*** Opening of Data to examine ***

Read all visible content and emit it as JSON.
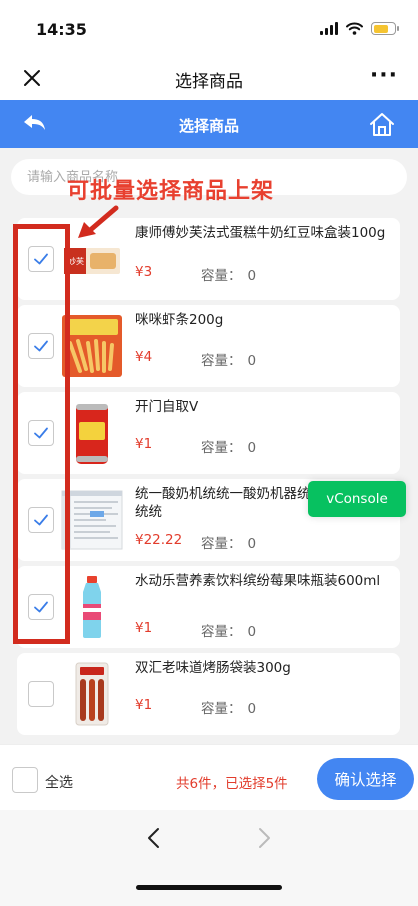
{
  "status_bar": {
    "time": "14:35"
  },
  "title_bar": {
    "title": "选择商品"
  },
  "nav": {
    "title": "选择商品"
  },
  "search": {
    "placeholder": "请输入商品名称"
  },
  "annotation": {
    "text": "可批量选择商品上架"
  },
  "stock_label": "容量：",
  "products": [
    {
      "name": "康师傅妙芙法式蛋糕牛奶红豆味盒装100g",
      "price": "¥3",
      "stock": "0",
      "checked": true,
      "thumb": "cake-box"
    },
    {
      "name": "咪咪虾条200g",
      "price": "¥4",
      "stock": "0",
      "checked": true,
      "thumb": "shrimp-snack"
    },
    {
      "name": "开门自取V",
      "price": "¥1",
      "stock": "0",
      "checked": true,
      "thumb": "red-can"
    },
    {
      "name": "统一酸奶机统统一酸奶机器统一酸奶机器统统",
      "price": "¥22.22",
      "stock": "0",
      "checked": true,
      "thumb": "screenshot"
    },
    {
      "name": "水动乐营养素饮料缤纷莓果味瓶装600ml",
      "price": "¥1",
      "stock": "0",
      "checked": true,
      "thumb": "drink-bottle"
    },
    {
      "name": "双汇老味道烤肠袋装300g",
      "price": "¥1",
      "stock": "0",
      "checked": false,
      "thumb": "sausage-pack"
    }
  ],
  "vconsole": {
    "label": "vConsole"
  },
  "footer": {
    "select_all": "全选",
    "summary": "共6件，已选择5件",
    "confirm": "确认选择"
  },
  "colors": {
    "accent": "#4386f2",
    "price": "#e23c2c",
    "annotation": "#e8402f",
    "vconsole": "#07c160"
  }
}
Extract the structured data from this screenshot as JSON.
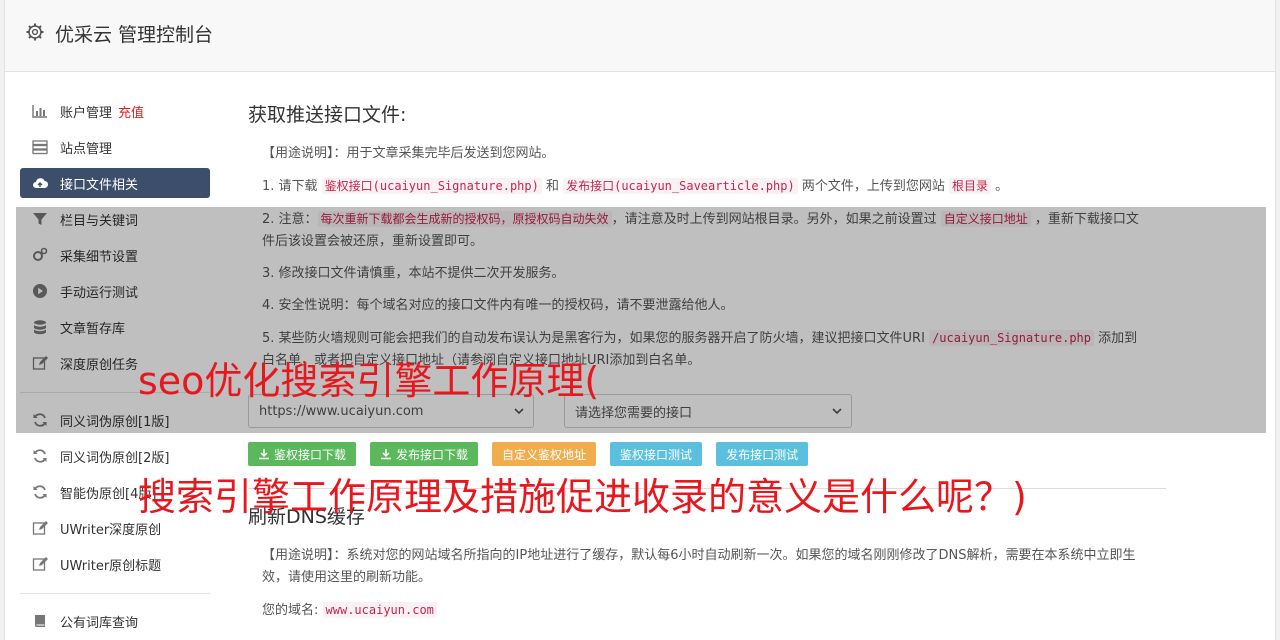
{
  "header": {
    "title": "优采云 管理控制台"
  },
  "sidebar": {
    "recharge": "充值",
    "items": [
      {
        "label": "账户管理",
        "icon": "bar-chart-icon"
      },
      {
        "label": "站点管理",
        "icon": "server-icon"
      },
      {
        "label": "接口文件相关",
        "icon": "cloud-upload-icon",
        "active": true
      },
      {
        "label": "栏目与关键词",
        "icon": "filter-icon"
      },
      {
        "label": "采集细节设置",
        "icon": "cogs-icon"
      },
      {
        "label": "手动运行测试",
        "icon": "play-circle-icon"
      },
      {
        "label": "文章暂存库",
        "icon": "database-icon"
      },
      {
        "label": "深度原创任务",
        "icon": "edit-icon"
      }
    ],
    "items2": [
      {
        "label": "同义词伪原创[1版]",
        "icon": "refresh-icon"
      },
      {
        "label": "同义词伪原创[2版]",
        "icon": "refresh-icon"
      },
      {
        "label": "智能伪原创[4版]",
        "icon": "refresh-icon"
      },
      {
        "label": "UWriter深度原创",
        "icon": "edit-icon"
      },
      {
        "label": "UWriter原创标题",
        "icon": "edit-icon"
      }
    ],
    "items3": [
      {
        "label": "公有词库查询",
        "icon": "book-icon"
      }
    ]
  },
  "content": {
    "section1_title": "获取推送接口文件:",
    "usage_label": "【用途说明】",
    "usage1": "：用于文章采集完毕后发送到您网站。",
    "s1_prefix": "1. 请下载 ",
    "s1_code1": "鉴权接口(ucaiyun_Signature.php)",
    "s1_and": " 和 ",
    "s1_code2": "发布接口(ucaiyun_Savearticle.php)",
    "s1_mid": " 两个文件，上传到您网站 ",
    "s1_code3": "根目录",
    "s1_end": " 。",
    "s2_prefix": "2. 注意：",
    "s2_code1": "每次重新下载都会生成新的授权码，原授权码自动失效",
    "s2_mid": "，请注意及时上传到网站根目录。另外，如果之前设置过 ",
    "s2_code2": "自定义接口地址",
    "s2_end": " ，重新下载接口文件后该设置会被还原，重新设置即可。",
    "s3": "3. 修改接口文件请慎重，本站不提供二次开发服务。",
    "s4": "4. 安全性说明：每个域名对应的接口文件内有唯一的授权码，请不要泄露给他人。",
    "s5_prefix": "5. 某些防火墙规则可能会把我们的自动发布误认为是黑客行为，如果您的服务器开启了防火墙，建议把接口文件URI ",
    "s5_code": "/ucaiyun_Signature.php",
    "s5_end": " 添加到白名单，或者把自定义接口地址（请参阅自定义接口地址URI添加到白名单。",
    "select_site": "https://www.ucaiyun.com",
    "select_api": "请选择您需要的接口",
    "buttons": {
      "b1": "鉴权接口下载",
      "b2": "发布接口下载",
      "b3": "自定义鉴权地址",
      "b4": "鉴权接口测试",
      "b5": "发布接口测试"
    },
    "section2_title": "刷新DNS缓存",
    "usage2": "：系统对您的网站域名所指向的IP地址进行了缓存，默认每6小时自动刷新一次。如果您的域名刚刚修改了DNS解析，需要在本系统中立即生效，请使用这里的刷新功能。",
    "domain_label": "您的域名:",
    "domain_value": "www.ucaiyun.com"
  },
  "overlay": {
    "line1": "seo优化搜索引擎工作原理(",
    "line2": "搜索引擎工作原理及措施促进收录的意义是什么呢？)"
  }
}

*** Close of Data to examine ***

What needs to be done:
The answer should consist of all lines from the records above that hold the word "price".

Solution for this problem:
      "price": "¥3",
      "price": "¥4",
      "price": "¥1",
      "price": "¥22.22",
      "price": "¥1",
      "price": "¥1",
    "price": "#e23c2c",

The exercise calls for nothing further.